President Donald Trump moved forward with policies aimed at preventing catastrophic wildfires while the media breathlessly covered the government funding battle.
The order also calls on federal officials to streamline regulations and permitting processes to allow the harvest of at least 3.8 billion board feet from U.S. Forest Service lands and 600 million board feet from Bureau of Land Management lands.
Trump also asked federal officials to do more to maintain roads into hard-to-reach areas where fires can spread.
Western Republicans welcomed Trump’s order. GOP lawmakers said that a change in policies was sorely needed after the devastating 2018 wildfire season, which saw more than 8.5 million acres burned.
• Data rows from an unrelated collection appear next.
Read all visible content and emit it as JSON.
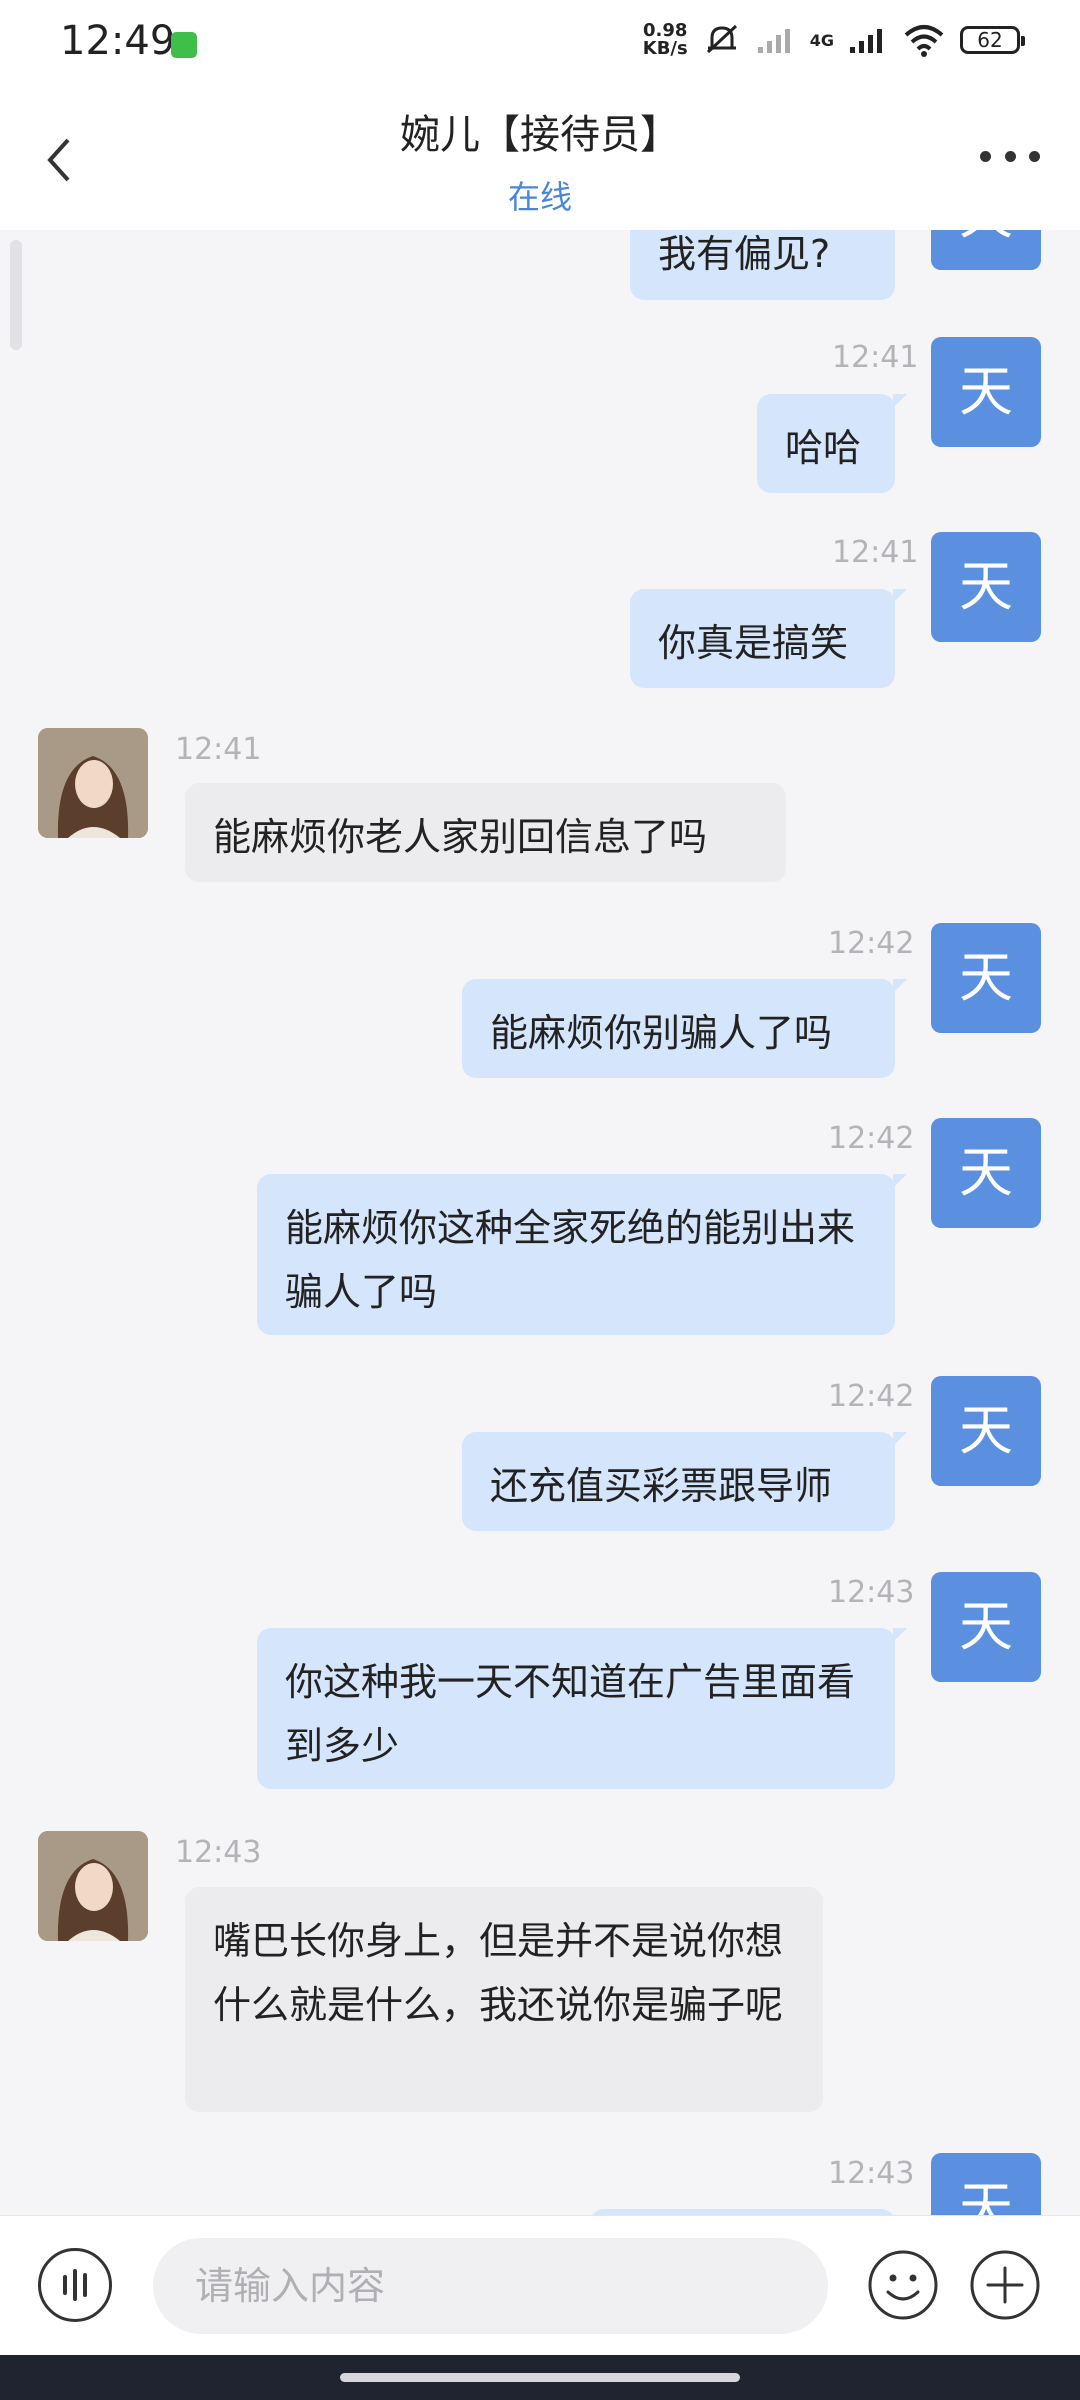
{
  "status_bar": {
    "time": "12:49",
    "net_speed_value": "0.98",
    "net_speed_unit": "KB/s",
    "network_type": "4G",
    "battery": "62"
  },
  "header": {
    "title": "婉儿【接待员】",
    "status": "在线"
  },
  "me_avatar_text": "天",
  "messages": [
    {
      "sender": "me",
      "time": "",
      "text": "我有偏见?"
    },
    {
      "sender": "me",
      "time": "12:41",
      "text": "哈哈"
    },
    {
      "sender": "me",
      "time": "12:41",
      "text": "你真是搞笑"
    },
    {
      "sender": "her",
      "time": "12:41",
      "text": "能麻烦你老人家别回信息了吗"
    },
    {
      "sender": "me",
      "time": "12:42",
      "text": "能麻烦你别骗人了吗"
    },
    {
      "sender": "me",
      "time": "12:42",
      "text": "能麻烦你这种全家死绝的能别出来骗人了吗"
    },
    {
      "sender": "me",
      "time": "12:42",
      "text": "还充值买彩票跟导师"
    },
    {
      "sender": "me",
      "time": "12:43",
      "text": "你这种我一天不知道在广告里面看到多少"
    },
    {
      "sender": "her",
      "time": "12:43",
      "text": "嘴巴长你身上，但是并不是说你想什么就是什么，我还说你是骗子呢"
    },
    {
      "sender": "me",
      "time": "12:43",
      "text": ""
    }
  ],
  "input": {
    "placeholder": "请输入内容",
    "value": ""
  }
}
“While litigation activists thwarted forest management reforms, the Senate also failed to pass legislation to help minimize forest fires,” Utah Republican Rep. Rob Bishop, chairman of the House Committee on Natural Resources, said in a statement.
“As a result, parts of the West were left in ashes. We cannot ignore these systemic issues any longer."
Environmentalists railed against Trump’s executive order, characterizing it as a “gift” to the logging industry that would do little to prevent wildfires.
“Logging in the back country is just a gift to the timber industry,” said Boggs, adding the order didn’t mention global warming or thinning around communities in wildfire-prone areas.
Democrats and environmentalists tend to blame global warming for the increasingly massive western wildfires. Republicans, however, argue that more active management of forests through thinning, clearing of dead and dying trees, and logging is needed to prevent wildfires from getting out of control.
“This executive order will save lives and communities throughout the West!” the Congressional Western Caucus wrote in a Dec. 21 tweet.
“However, this issue will only be fixed through congressional action,” Bishop said.
“The House and Senate must work to implement statutes that protect our environment and the many communities across the country who live every day with the threat of wildfire."